One common thread is TAs would like more information on Foundation program spending and efficiency. To that end we are preparing more information to distribute online and at local receptions. We also are planning to hold a few Zoom calls each year to provide the Trustee Associates the opportunity to ask questions and build a little more community.
Why are people who have been retired for so many years still active in/connected to the Foundation?
Fritz: We have a wide range of retirees in the TAs, from 52 to 102 years old, so they stay active for various reasons. The TAs initially formed as a group to support the Foundation but also to stay connected as a professional group. Geoscientists form very strong bonds in their careers, and they want to keep them as long as possible.
Of course, as TAs age they begin to focus on other parts of their life – family, close friends, hobbies and health. Even so, most still give something to the Foundation each year.
What thoughts do you have about attracting a new generation of Foundation TAs?

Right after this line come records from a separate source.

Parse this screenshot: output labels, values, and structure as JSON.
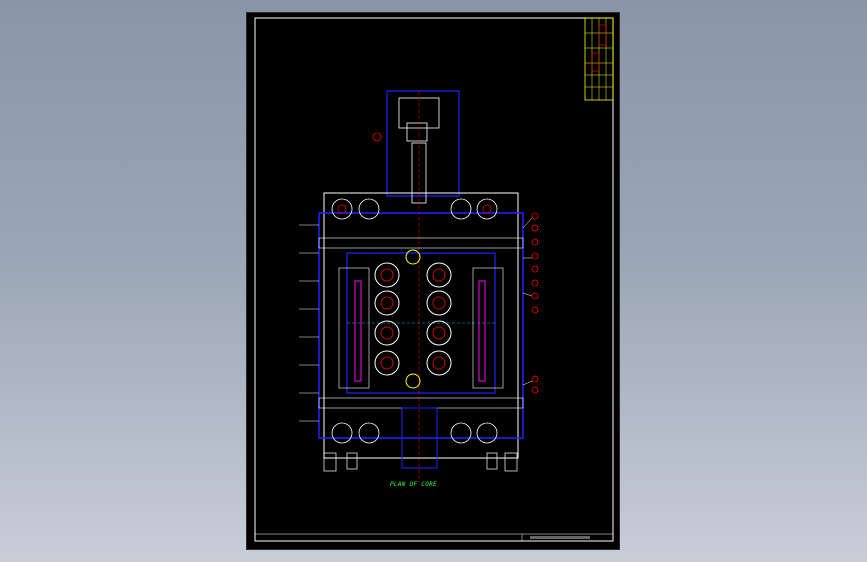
{
  "drawing": {
    "note_label": "PLAN OF CORE",
    "colors": {
      "background": "#000000",
      "border": "#ffffff",
      "title_block": "#ffff00",
      "structure": "#2222ff",
      "outline": "#ffffff",
      "highlight": "#ff0000",
      "accent": "#ff00ff",
      "note": "#39ff39",
      "secondary": "#00ffff"
    }
  }
}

Fritz: I think there is a lot of potential. The “Greatest Generation” led the way in forming the TAs and now the Baby Boomers are taking leadership roles. There are a lot of Baby Boomers retiring right now so this is a good time to recruit.
I start with contacting people I know in the profession who are not TAs. And many TAs I call have recommendations.

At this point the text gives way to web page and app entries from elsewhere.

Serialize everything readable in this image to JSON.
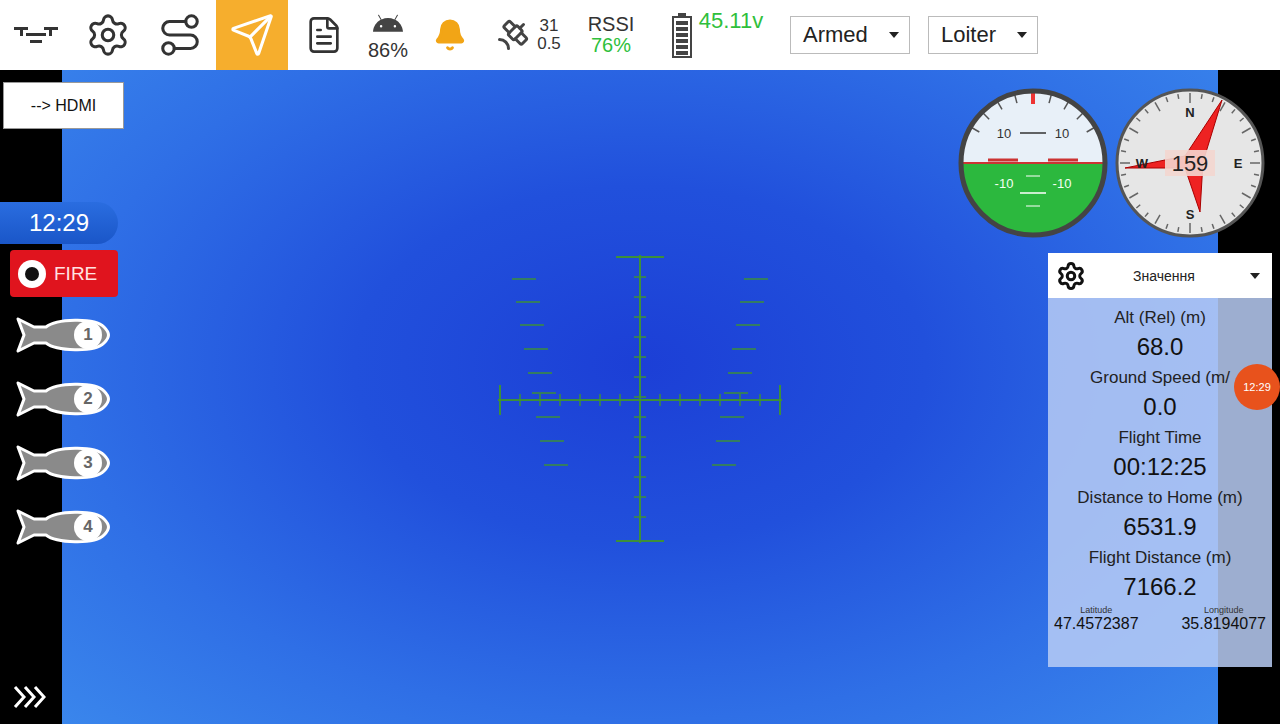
{
  "toolbar": {
    "tools": [
      {
        "kind": "drone",
        "selected": false
      },
      {
        "kind": "settings",
        "selected": false
      },
      {
        "kind": "route",
        "selected": false
      },
      {
        "kind": "send",
        "selected": true
      },
      {
        "kind": "log",
        "selected": false
      }
    ],
    "phone_battery": "86%",
    "satellites": "31",
    "hdop": "0.5",
    "rssi_label": "RSSI",
    "rssi": "76%",
    "battery_level": 1,
    "voltage": "45.11v",
    "arm_state": "Armed",
    "flight_mode": "Loiter"
  },
  "hdmi_button": "--> HDMI",
  "clock": "12:29",
  "fire_button": "FIRE",
  "bombs": [
    "1",
    "2",
    "3",
    "4"
  ],
  "attitude": {
    "marks": [
      "10",
      "10",
      "-10",
      "-10"
    ]
  },
  "compass": {
    "heading": "159",
    "cardinals": [
      "N",
      "E",
      "S",
      "W"
    ]
  },
  "telemetry": {
    "title": "Значення",
    "items": [
      {
        "label": "Alt (Rel) (m)",
        "value": "68.0"
      },
      {
        "label": "Ground Speed (m/",
        "value": "0.0"
      },
      {
        "label": "Flight Time",
        "value": "00:12:25"
      },
      {
        "label": "Distance to Home (m)",
        "value": "6531.9"
      },
      {
        "label": "Flight Distance (m)",
        "value": "7166.2"
      }
    ],
    "latitude_label": "Latitude",
    "latitude": "47.4572387",
    "longitude_label": "Longitude",
    "longitude": "35.8194077"
  },
  "badge": "12:29"
}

We also have started a new program called “University Alums to Trustee Associates.” Many of our TAs are familiar with alumni from their university so we are asking them to make contacts. Many of these alums have never been asked. Our test case is with Oklahoma State, and we have several who are interested. I am working now with TAs from the universities of Kansas, Oklahoma and Texas, and Texas A&M.
On a personal note, why are you getting re-involved in the Foundation?
Fritz: As a past president, I realized the Association’s future will be determined by others. Although I am one of many who help the current president with strategic thinking, I am really out of the loop – I’m pasteurized – (but) as a result of my history with both the Association and the Foundation, I could see a great need in the Foundation to work with the Trustee Associates. The Trustees and staff had already recognized this need, too, and had started the process with surveys, newsletters and receptions.
As an AAPG volunteer I knew the power of direct contact. I had started calling members as House of Delegates membership chair and later as president-elect, but this was short-cut by the pandemic. As the result of our earlier calling, I also realized it was difficult for a volunteer or volunteers to make these calls. Life gets in the way. So, I made a proposal to the Trustees, they already recognized the need, so here I am calling all 300 Trustee Associates and looking for more.
What are your thoughts regarding the Foundation’s future?
Fritz: Geoscience and related professional societies are having a tough time staying relevant across the world. The Foundation represents the backbone of AAPG in that they are built to survive long-term, and they support many of the important and effective programs managed by the Association.
The Association will not survive without the Foundation, and as the AAPG and professional needs evolve I’m sure the Foundation will be there for support well into the future.